The story follows the narrator, a wealthy man who becomes fascinated with a mysterious house that has a reputation for being haunted. He hires a team of investigators to explore the house, but they are quickly frightened off by the strange and terrifying events that occur within its walls. The narrator, however, is undeterred and decides to stay in the house alone to investigate further.
As the days go by, the narrator experiences increasingly disturbing and supernatural phenomena. He hears ghostly whispers and footsteps, sees mysterious apparitions, and is even physically attacked by an unseen force. He eventually discovers that the house is haunted by the ghost of an evil sorcerer who had once lived there and had made a pact with the devil.
Lytton’s use of Gothic elements such as the haunted house, supernatural phenomena, and the unknown creates a sense of fear and suspense that keeps readers on the edge of their seats. His exploration of the supernatural and the unknown taps into the Victorian fascination with the paranormal and reflects the anxieties of a society that was undergoing rapid technological and scientific advances.

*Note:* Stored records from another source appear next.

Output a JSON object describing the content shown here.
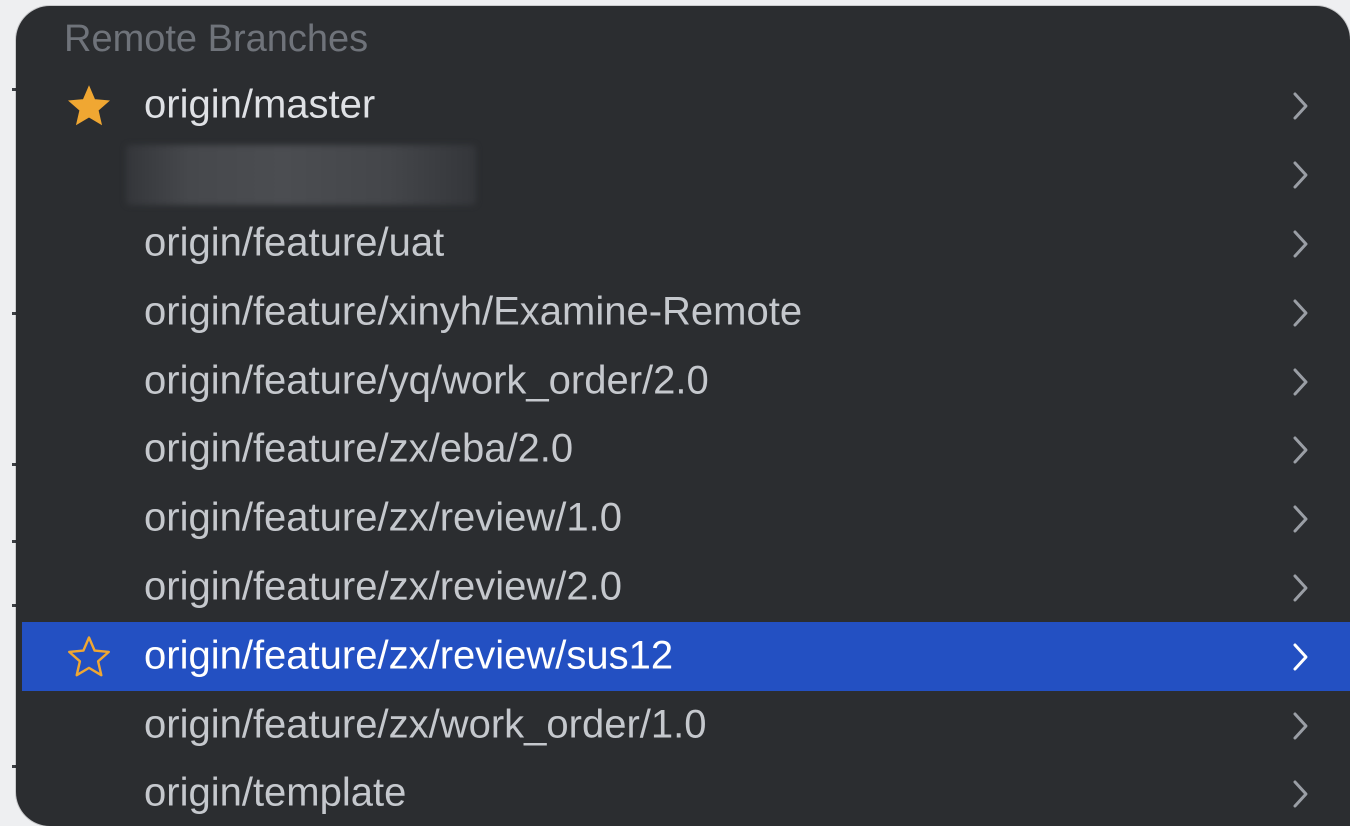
{
  "section": {
    "title": "Remote Branches"
  },
  "colors": {
    "background": "#2b2d30",
    "selection": "#2350c2",
    "star": "#f0a732",
    "text": "#c5c8cd",
    "header": "#6f737a",
    "chevron": "#9a9ea5"
  },
  "branches": [
    {
      "label": "origin/master",
      "star": "filled-star-icon",
      "selected": false,
      "blurred": false
    },
    {
      "label": "",
      "star": "none",
      "selected": false,
      "blurred": true
    },
    {
      "label": "origin/feature/uat",
      "star": "none",
      "selected": false,
      "blurred": false
    },
    {
      "label": "origin/feature/xinyh/Examine-Remote",
      "star": "none",
      "selected": false,
      "blurred": false
    },
    {
      "label": "origin/feature/yq/work_order/2.0",
      "star": "none",
      "selected": false,
      "blurred": false
    },
    {
      "label": "origin/feature/zx/eba/2.0",
      "star": "none",
      "selected": false,
      "blurred": false
    },
    {
      "label": "origin/feature/zx/review/1.0",
      "star": "none",
      "selected": false,
      "blurred": false
    },
    {
      "label": "origin/feature/zx/review/2.0",
      "star": "none",
      "selected": false,
      "blurred": false
    },
    {
      "label": "origin/feature/zx/review/sus12",
      "star": "outline-star-icon",
      "selected": true,
      "blurred": false
    },
    {
      "label": "origin/feature/zx/work_order/1.0",
      "star": "none",
      "selected": false,
      "blurred": false
    },
    {
      "label": "origin/template",
      "star": "none",
      "selected": false,
      "blurred": false
    }
  ],
  "icons": {
    "chevron": "chevron-right-icon"
  }
}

The story also explores the power of the mind and the impact that our thoughts and beliefs can have on our reality. The narrator’s fear and belief in the supernatural seem to fuel the haunting and intensify the paranormal events that occur. This theme of the power of the mind is a recurring one in Gothic literature and reflects the Victorian fascination with psychology and the workings of the human mind.

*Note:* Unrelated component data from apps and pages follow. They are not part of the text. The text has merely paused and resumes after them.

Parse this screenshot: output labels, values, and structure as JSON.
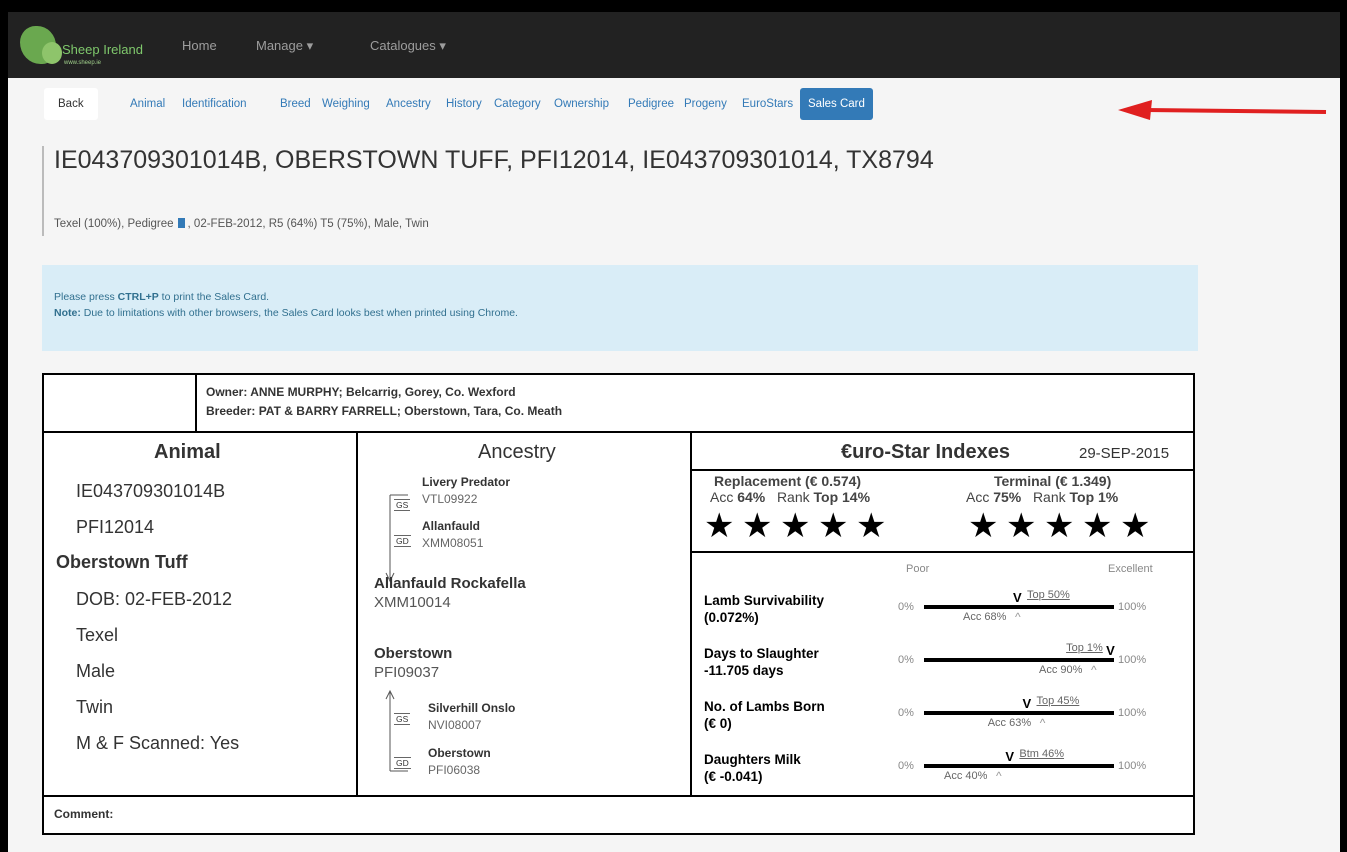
{
  "navbar": {
    "brand": "Sheep Ireland",
    "brand_url": "www.sheep.ie",
    "home": "Home",
    "manage": "Manage ▾",
    "catalogues": "Catalogues ▾"
  },
  "tabs": {
    "back": "Back",
    "items": [
      "Animal",
      "Identification",
      "Breed",
      "Weighing",
      "Ancestry",
      "History",
      "Category",
      "Ownership",
      "Pedigree",
      "Progeny",
      "EuroStars"
    ],
    "active": "Sales Card"
  },
  "header": {
    "title": "IE043709301014B, OBERSTOWN TUFF, PFI12014, IE043709301014, TX8794",
    "subtitle_a": "Texel (100%), Pedigree",
    "subtitle_b": ", 02-FEB-2012, R5 (64%) T5 (75%), Male, Twin"
  },
  "info": {
    "line1_a": "Please press ",
    "line1_b": "CTRL+P",
    "line1_c": " to print the Sales Card.",
    "line2_a": "Note:",
    "line2_b": " Due to limitations with other browsers, the Sales Card looks best when printed using Chrome."
  },
  "card": {
    "owner": "Owner: ANNE MURPHY; Belcarrig, Gorey, Co. Wexford",
    "breeder": "Breeder: PAT & BARRY FARRELL; Oberstown, Tara, Co. Meath",
    "animal": {
      "heading": "Animal",
      "tag": "IE043709301014B",
      "flock": "PFI12014",
      "name": "Oberstown Tuff",
      "dob": "DOB: 02-FEB-2012",
      "breed": "Texel",
      "sex": "Male",
      "birth_type": "Twin",
      "scanned": "M & F Scanned: Yes"
    },
    "ancestry": {
      "heading": "Ancestry",
      "gs1_label": "GS",
      "gs1_name": "Livery Predator",
      "gs1_code": "VTL09922",
      "gd1_label": "GD",
      "gd1_name": "Allanfauld",
      "gd1_code": "XMM08051",
      "sire_name": "Allanfauld Rockafella",
      "sire_code": "XMM10014",
      "dam_name": "Oberstown",
      "dam_code": "PFI09037",
      "gs2_label": "GS",
      "gs2_name": "Silverhill Onslo",
      "gs2_code": "NVI08007",
      "gd2_label": "GD",
      "gd2_name": "Oberstown",
      "gd2_code": "PFI06038"
    },
    "eurostar": {
      "heading": "€uro-Star Indexes",
      "date": "29-SEP-2015",
      "replacement": {
        "title": "Replacement (€ 0.574)",
        "acc_label": "Acc ",
        "acc": "64%",
        "rank_label": "Rank ",
        "rank": "Top 14%",
        "stars": 5
      },
      "terminal": {
        "title": "Terminal (€ 1.349)",
        "acc_label": "Acc ",
        "acc": "75%",
        "rank_label": "Rank ",
        "rank": "Top 1%",
        "stars": 5
      },
      "poor": "Poor",
      "excellent": "Excellent",
      "min": "0%",
      "max": "100%",
      "traits": [
        {
          "name": "Lamb Survivability",
          "value": "(0.072%)",
          "top": "Top 50%",
          "acc": "Acc 68%",
          "rank_pos": 0.5,
          "acc_pos": 0.5
        },
        {
          "name": "Days to Slaughter",
          "value": "-11.705 days",
          "top": "Top 1%",
          "acc": "Acc 90%",
          "rank_pos": 0.99,
          "acc_pos": 0.9
        },
        {
          "name": "No. of Lambs Born",
          "value": "(€ 0)",
          "top": "Top 45%",
          "acc": "Acc 63%",
          "rank_pos": 0.55,
          "acc_pos": 0.63
        },
        {
          "name": "Daughters Milk",
          "value": "(€ -0.041)",
          "top": "Btm 46%",
          "acc": "Acc 40%",
          "rank_pos": 0.46,
          "acc_pos": 0.4
        }
      ]
    },
    "comment": "Comment:"
  }
}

Overall, “The Haunted and the Haunters; Or, The House and the Brain” is a chilling and suspenseful Gothic horror story that explores the power of the supernatural and the human mind. Lytton’s skillful use of Gothic elements and his exploration of Victorian anxieties make it a classic example of supernatural fiction that continues to captivate readers to this day.